With good naming and datatyping conventions, an automated script can help you with the process of creating foreign key constraints across your database, or actually, suggest table relations where you’ve forgotten to implement them.
Probably one of the most common challenges I see when I do ETL and business intelligence work is analyzing a table (or a file) for possible primary keys. And while a bit of domain knowledge, along with a quick eye and some experience will get you really far, sometimes you may need some computational help just to be sure.
Here are some handy tricks to get you started!
When you update a column that is tied to a foreign key constraint, SQL Server needs to validate (called “assert“) the new value, in order to make sure that you haven’t added a value with no matching primary key.
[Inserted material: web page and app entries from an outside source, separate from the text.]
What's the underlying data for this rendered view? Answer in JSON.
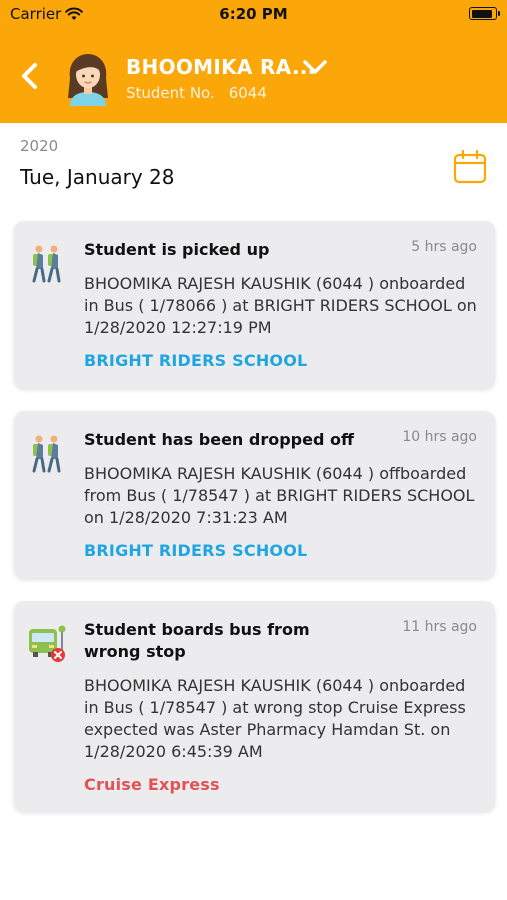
{
  "status_bar": {
    "carrier": "Carrier",
    "time": "6:20 PM",
    "icons": [
      "wifi-icon",
      "battery-icon"
    ]
  },
  "header": {
    "student_name": "BHOOMIKA RA...",
    "student_no_label": "Student No.",
    "student_no": "6044",
    "back_icon": "back-arrow-icon",
    "dropdown_icon": "chevron-down-icon",
    "background_color": "#FBA709"
  },
  "date_header": {
    "year": "2020",
    "date": "Tue, January 28",
    "calendar_icon": "calendar-icon"
  },
  "notifications": [
    {
      "icon": "students-walking-icon",
      "title": "Student is picked up",
      "time_ago": "5 hrs ago",
      "body": "BHOOMIKA RAJESH KAUSHIK  (6044 ) onboarded in Bus ( 1/78066 )  at BRIGHT RIDERS SCHOOL on 1/28/2020 12:27:19 PM",
      "location": "BRIGHT RIDERS SCHOOL",
      "location_color": "#1FA6E0"
    },
    {
      "icon": "students-walking-icon",
      "title": "Student has been dropped off",
      "time_ago": "10 hrs ago",
      "body": "BHOOMIKA RAJESH KAUSHIK  (6044 ) offboarded from Bus ( 1/78547 )  at BRIGHT RIDERS SCHOOL on 1/28/2020 7:31:23 AM",
      "location": "BRIGHT RIDERS SCHOOL",
      "location_color": "#1FA6E0"
    },
    {
      "icon": "bus-wrong-stop-icon",
      "title": "Student boards bus from wrong stop",
      "time_ago": "11 hrs ago",
      "body": "BHOOMIKA RAJESH KAUSHIK  (6044 ) onboarded in Bus ( 1/78547 ) at wrong stop Cruise Express expected was Aster Pharmacy Hamdan St. on 1/28/2020 6:45:39 AM",
      "location": "Cruise Express",
      "location_color": "#E25353"
    }
  ]
}
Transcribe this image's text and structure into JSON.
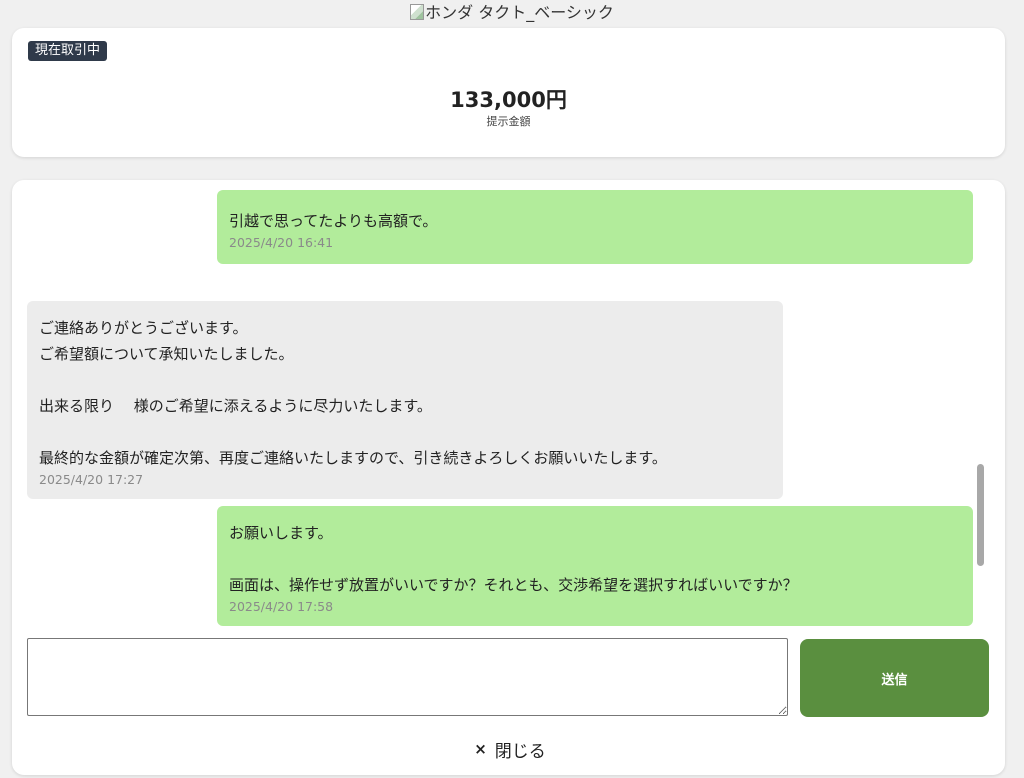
{
  "product": {
    "title": "ホンダ タクト_ベーシック",
    "image_status": "broken-image-icon"
  },
  "offer": {
    "status_badge": "現在取引中",
    "price": "133,000円",
    "price_label": "提示金額"
  },
  "messages": [
    {
      "sender": "me",
      "text": "引越で思ってたよりも高額で。",
      "time": "2025/4/20 16:41"
    },
    {
      "sender": "them",
      "text": "ご連絡ありがとうございます。\nご希望額について承知いたしました。\n\n出来る限り　 様のご希望に添えるように尽力いたします。\n\n最終的な金額が確定次第、再度ご連絡いたしますので、引き続きよろしくお願いいたします。",
      "time": "2025/4/20 17:27"
    },
    {
      "sender": "me",
      "text": "お願いします。\n\n画面は、操作せず放置がいいですか？それとも、交渉希望を選択すればいいですか？",
      "time": "2025/4/20 17:58"
    }
  ],
  "composer": {
    "value": "",
    "send_label": "送信"
  },
  "footer": {
    "close_label": "閉じる",
    "close_icon": "×"
  },
  "colors": {
    "my_bubble": "#b2ec9b",
    "their_bubble": "#ececec",
    "send_button": "#5a8f3f",
    "badge": "#2f3a4a"
  }
}
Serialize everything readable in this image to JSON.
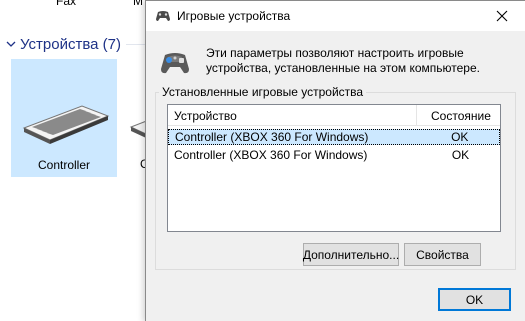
{
  "background": {
    "top_labels": [
      "Fax",
      "M"
    ],
    "group_title": "Устройства (7)",
    "tiles": [
      {
        "label": "Controller",
        "selected": true
      },
      {
        "label": "C",
        "selected": false
      }
    ]
  },
  "dialog": {
    "title": "Игровые устройства",
    "intro": "Эти параметры позволяют настроить игровые устройства, установленные на этом компьютере.",
    "group_label": "Установленные игровые устройства",
    "columns": {
      "device": "Устройство",
      "state": "Состояние"
    },
    "rows": [
      {
        "device": "Controller (XBOX 360 For Windows)",
        "state": "OK",
        "selected": true
      },
      {
        "device": "Controller (XBOX 360 For Windows)",
        "state": "OK",
        "selected": false
      }
    ],
    "buttons": {
      "advanced": "Дополнительно...",
      "properties": "Свойства",
      "ok": "OK"
    }
  },
  "icons": {
    "titlebar": "gamepad-icon",
    "intro": "gamepad-icon",
    "close": "close-icon",
    "group_toggle": "chevron-down-icon",
    "tile": "keyboard-icon"
  },
  "colors": {
    "group_title": "#1e3287",
    "selection": "#cce8ff",
    "dialog_bg": "#f0f0f0",
    "default_button_border": "#0078d7"
  }
}
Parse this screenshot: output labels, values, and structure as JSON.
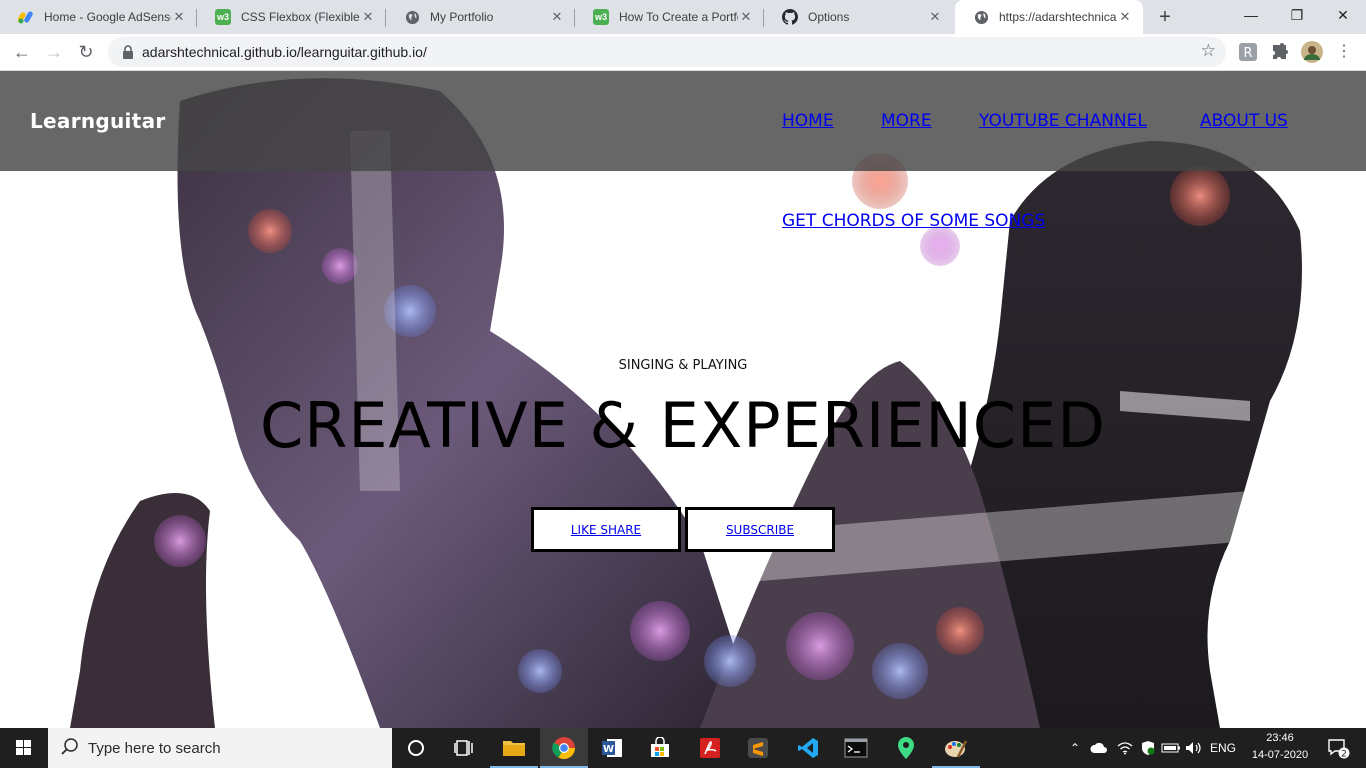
{
  "browser": {
    "tabs": [
      {
        "title": "Home - Google AdSense",
        "favicon": "adsense-icon"
      },
      {
        "title": "CSS Flexbox (Flexible Box)",
        "favicon": "w3schools-icon"
      },
      {
        "title": "My Portfolio",
        "favicon": "globe-icon"
      },
      {
        "title": "How To Create a Portfolio",
        "favicon": "w3schools-icon"
      },
      {
        "title": "Options",
        "favicon": "github-icon"
      },
      {
        "title": "https://adarshtechnical.github.io",
        "favicon": "globe-icon"
      }
    ],
    "address": "adarshtechnical.github.io/learnguitar.github.io/"
  },
  "site": {
    "brand": "Learnguitar",
    "nav": {
      "home": "HOME",
      "more": "MORE",
      "youtube": "YOUTUBE CHANNEL",
      "about": "ABOUT US",
      "chords": "GET CHORDS OF SOME SONGS"
    },
    "hero": {
      "eyebrow": "SINGING & PLAYING",
      "headline": "CREATIVE & EXPERIENCED",
      "btn_like": "LIKE SHARE",
      "btn_subscribe": "SUBSCRIBE"
    }
  },
  "taskbar": {
    "search_placeholder": "Type here to search",
    "language": "ENG",
    "time": "23:46",
    "date": "14-07-2020",
    "notification_count": "2"
  },
  "colors": {
    "link": "#0000ee",
    "nav_overlay": "#464646",
    "chrome_tabstrip": "#dee1e6",
    "taskbar": "#1f1f1f"
  }
}
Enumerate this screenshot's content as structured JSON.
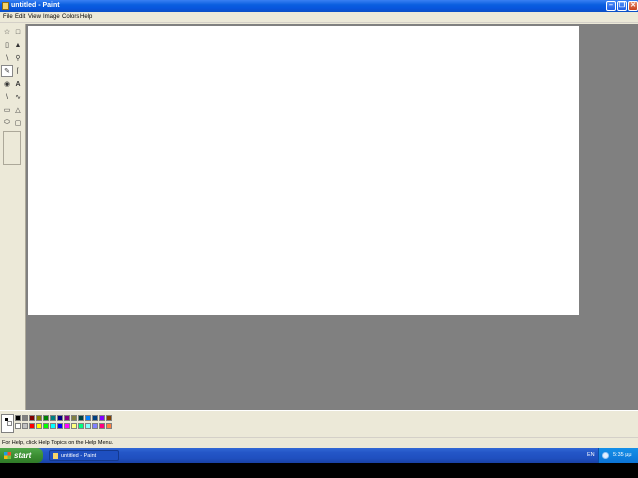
{
  "window": {
    "title": "untitled - Paint",
    "icon": "paint-app-icon",
    "controls": [
      "minimize",
      "maximize",
      "close"
    ]
  },
  "menu": {
    "items": [
      "File",
      "Edit",
      "View",
      "Image",
      "Colors",
      "Help"
    ]
  },
  "tools": {
    "selected": "pencil",
    "icons": [
      "free-select-icon",
      "rect-select-icon",
      "eraser-icon",
      "fill-icon",
      "color-picker-icon",
      "magnifier-icon",
      "pencil-icon",
      "brush-icon",
      "airbrush-icon",
      "text-icon",
      "line-icon",
      "curve-icon",
      "rectangle-icon",
      "polygon-icon",
      "ellipse-icon",
      "rounded-rect-icon"
    ]
  },
  "palette": {
    "foreground": "#000000",
    "background": "#ffffff",
    "colors_top": [
      "#000000",
      "#808080",
      "#800000",
      "#808000",
      "#008000",
      "#008080",
      "#000080",
      "#800080",
      "#808040",
      "#004040",
      "#0080ff",
      "#004080",
      "#8000ff",
      "#804000"
    ],
    "colors_bottom": [
      "#ffffff",
      "#c0c0c0",
      "#ff0000",
      "#ffff00",
      "#00ff00",
      "#00ffff",
      "#0000ff",
      "#ff00ff",
      "#ffff80",
      "#00ff80",
      "#80ffff",
      "#8080ff",
      "#ff0080",
      "#ff8040"
    ]
  },
  "status": {
    "text": "For Help, click Help Topics on the Help Menu."
  },
  "taskbar": {
    "start_label": "start",
    "task_label": "untitled - Paint",
    "language": "EN",
    "clock": "5:35 μμ"
  }
}
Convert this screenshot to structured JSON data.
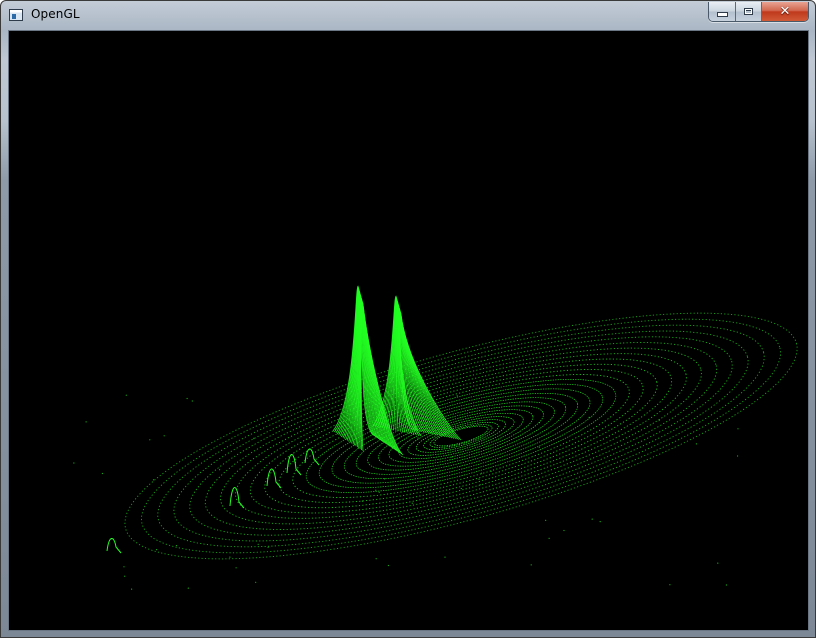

But in some situations, it’ll assert more than just the column(s) you updated.